Sites like Facebook and Twitter are a great way to promote your small business, but they also present some risks
There aren’t many Hollywood Movies that I get excited about, but I’ll admit that “The Social Network“, the movie about how Facebook got started, is one I’m looking forward to seeing. Facebook has enabled me to find long-lost friends and to keep in touch with relatives who are scattered around the country. But the use of Facebook also has its dark side.
When you access your email each day, do you do so at a distance of 15 paces because you’re just not sure what might jump out of that inbox? You can just about anticipate an email detailing how another user has caused a “blip” that will stretch your capabilities to protect both the user during their online engagements and the assets of the company? Or perhaps, there will be an email asking to set up a meeting of all-concerned to discuss how the employees in the sales department believe your information security policies are standing between them and their ability to do their job. Whose responsibility is it to keep the user engaged, informed, and compliant with company policy? Odds are, information technology leads will find their constituents asking how to accomplish something that wasn’t anticipated when the policies were created.
In a previous blog “When Your Employee Doesn’t Want to Come to the Office,” I shared my thoughts on the mobility aspects of the employee who wishes to work remotely. Today Cisco released part two of the Cisco Connected World Report and confirmed my hypothesis above: email inboxes are overflowing and IT departments are racing to catch up as the consumerization of the work place continues. Reading part two of the report, I was encouraged to see that more than 80 percent of IT department respondents noted they had an IT policy. What I found disheartening was the results from the end user, which detailed that ~24 percent of respondents didn’t know a policy existed, let alone where to find it. If that is the case, the escalation of policy collision isn’t going to occur.
It’s been a little over four months since the world was first introduced to the “World’s Most Interesting Intern.” During his summer internship, Greg created fun video blogs to showcase Cisco’s intern program and ask other interns outside of Cisco to submit video responses on why they are the most interesting interns.
Since then, Greg’s videos have received over 170,000 total YouTube views, 1,200 tweets and 1,700 facebook shares. In Q4 (which runs from mid-May to the end of July), total visitors to The Platform blog increased by 34%. Over 10 different interns submitted video responses and a good number of publications also wrote about the social media campaign including MASHABLE, the Wall Street Journal and B2B.
We are very excited to launch our new Social Media blog where we will highlight best practices, case studies and shared learning from across Cisco and beyond. This blog will serve as a platform for social media practitioners around the world both inside and outside Cisco to share their thoughts, insights and experiences connecting with customers via social media. We all know that social media is a two-way conversation and that’s why we’re hoping that you will join the discussion here and also share your experiences with us. We have lots of great insights to share with you but we’re also interested in hearing about specific topics that you’d like to see covered.
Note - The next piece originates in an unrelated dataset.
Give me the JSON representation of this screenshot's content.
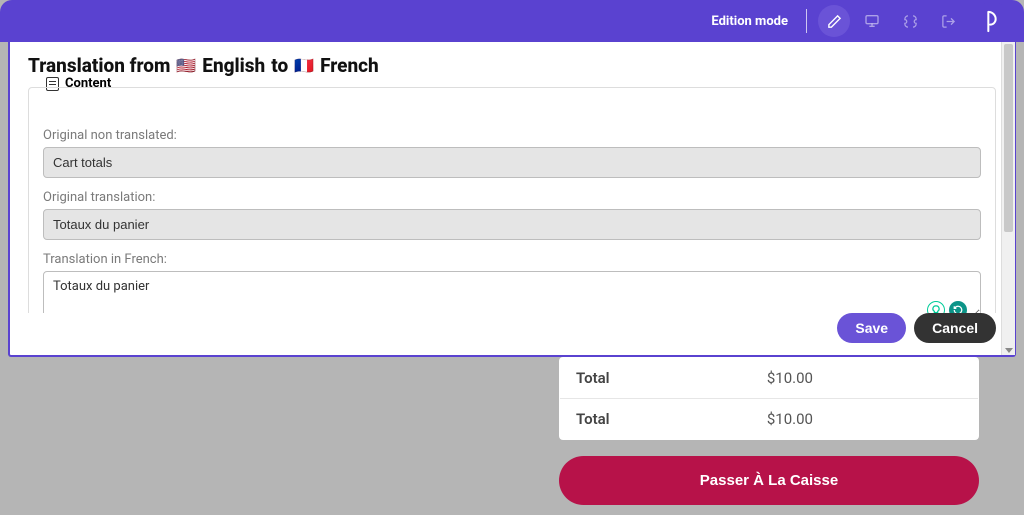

Please post a comment below and let us know!
Scott Brown, Director of Marketing, Cisco Media Solutions Group - quoted on Twitter at the Digital Media Conference West, San Francisco
The above quote from Cisco Media Solutions Group Director of Marketing, Scott Brown, highlights a point we make often when speaking to our media and entertainment customers about the Cisco Eos® platform. We believe that a digital strategy (e.g. how you reach and engage consumers via digital distribution channels and social media) should not be separated from an overall media business strategy.
Record labels should be applauded for recognizing that digital is not a separate strategy from an overall business strategy. As much as they are berated by the press, the labels are leaders in creating what are known as ‘direct to consumer’ or ‘D2C’ strategies and business units, focused on reaching consumers directly via online channels (artist web sites, social networks). D2C is a much wider strategy than just selling music product (physical product or digital on iTunes). Such D2C business also involves collecting data about consumption of content on social networks and digital purchase behavior to drive strategies in the real world like, “where should my portfolio of artists be touring”? Jeremy Welt, SVP of New Media at Warner Bros Records offers that D2C strategy means many different things to different people.